*Assignment:*
Every line of the entries below that carries the string "material" should be copied.

Dataset excerpts Start Marker

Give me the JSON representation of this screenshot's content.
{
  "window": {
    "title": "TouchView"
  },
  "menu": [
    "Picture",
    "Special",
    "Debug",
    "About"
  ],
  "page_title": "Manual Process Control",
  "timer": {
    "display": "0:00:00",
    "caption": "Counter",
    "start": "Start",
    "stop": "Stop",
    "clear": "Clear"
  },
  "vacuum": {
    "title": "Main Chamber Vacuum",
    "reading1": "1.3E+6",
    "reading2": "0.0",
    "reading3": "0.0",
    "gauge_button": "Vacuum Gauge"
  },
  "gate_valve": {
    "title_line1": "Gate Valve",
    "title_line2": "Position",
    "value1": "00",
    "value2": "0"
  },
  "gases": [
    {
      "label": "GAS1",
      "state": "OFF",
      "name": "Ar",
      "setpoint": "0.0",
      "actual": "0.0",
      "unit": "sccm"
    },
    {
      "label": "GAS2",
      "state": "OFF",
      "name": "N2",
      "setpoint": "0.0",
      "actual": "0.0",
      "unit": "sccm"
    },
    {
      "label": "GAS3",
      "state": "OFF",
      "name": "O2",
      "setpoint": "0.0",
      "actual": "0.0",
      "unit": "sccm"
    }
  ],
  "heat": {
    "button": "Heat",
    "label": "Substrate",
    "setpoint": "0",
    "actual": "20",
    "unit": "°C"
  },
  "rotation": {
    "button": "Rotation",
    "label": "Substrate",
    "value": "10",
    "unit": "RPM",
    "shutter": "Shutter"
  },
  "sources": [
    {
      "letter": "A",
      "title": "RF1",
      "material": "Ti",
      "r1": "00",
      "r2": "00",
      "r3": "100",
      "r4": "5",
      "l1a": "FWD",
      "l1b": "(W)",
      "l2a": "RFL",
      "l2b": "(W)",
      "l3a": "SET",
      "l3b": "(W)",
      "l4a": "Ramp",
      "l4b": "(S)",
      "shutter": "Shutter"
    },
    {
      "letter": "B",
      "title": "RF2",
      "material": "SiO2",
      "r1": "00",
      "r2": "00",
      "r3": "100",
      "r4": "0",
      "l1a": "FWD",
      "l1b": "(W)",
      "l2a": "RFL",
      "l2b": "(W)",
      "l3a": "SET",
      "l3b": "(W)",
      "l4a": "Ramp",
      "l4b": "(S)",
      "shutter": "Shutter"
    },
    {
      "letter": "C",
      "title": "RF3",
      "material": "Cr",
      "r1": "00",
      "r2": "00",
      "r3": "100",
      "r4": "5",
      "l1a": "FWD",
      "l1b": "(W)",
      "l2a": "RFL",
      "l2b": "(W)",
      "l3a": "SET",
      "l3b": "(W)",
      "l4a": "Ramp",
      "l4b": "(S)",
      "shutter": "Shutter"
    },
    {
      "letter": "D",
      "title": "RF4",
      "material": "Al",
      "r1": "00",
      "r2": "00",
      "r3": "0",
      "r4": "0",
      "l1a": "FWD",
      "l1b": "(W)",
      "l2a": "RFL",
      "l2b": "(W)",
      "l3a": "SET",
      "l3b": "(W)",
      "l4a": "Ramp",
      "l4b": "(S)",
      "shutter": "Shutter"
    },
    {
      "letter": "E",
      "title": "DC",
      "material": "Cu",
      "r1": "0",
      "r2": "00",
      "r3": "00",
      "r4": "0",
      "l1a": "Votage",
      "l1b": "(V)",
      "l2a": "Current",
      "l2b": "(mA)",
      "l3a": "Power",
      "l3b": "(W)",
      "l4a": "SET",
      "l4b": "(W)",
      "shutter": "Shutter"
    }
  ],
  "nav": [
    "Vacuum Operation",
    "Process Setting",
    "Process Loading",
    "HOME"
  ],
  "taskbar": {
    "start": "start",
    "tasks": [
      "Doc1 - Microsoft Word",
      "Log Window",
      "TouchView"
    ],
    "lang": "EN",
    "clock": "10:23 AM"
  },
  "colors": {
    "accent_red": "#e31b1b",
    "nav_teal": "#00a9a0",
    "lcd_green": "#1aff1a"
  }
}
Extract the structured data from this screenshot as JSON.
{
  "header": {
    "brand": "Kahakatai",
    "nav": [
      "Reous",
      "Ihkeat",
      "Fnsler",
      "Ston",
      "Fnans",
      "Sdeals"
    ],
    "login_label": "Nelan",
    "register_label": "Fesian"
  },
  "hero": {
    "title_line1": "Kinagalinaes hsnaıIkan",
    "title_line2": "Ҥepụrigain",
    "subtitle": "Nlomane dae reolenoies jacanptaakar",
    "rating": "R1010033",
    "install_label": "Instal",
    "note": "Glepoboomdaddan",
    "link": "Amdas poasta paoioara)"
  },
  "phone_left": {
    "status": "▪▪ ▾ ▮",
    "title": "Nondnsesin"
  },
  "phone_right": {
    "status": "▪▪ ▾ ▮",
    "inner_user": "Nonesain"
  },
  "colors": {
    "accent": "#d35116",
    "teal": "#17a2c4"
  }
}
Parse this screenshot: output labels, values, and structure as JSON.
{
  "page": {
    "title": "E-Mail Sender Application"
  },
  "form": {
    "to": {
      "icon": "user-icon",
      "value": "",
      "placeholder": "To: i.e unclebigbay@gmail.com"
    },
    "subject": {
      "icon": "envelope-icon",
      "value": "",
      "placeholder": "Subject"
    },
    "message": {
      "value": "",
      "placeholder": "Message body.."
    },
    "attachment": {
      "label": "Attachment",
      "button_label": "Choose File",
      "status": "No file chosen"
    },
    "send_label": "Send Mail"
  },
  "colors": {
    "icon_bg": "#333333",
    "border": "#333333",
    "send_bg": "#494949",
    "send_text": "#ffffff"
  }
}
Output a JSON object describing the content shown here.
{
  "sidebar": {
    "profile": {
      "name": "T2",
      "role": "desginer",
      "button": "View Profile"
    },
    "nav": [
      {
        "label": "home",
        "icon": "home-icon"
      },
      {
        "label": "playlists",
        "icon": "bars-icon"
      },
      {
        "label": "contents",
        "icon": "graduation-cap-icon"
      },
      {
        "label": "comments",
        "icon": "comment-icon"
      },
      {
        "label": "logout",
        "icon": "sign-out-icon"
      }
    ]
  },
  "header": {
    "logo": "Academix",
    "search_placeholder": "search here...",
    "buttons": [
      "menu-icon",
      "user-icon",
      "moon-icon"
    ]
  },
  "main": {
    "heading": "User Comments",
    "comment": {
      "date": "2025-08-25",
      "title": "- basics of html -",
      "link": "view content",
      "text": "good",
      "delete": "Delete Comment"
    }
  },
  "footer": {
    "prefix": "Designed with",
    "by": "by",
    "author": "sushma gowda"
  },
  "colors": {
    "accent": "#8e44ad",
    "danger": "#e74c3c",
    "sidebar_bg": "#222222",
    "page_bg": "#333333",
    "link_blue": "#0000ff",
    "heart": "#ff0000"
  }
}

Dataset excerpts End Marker

*Your response:*
      "material": "Ti",
      "material": "SiO2",
      "material": "Cr",
      "material": "Al",
      "material": "Cu",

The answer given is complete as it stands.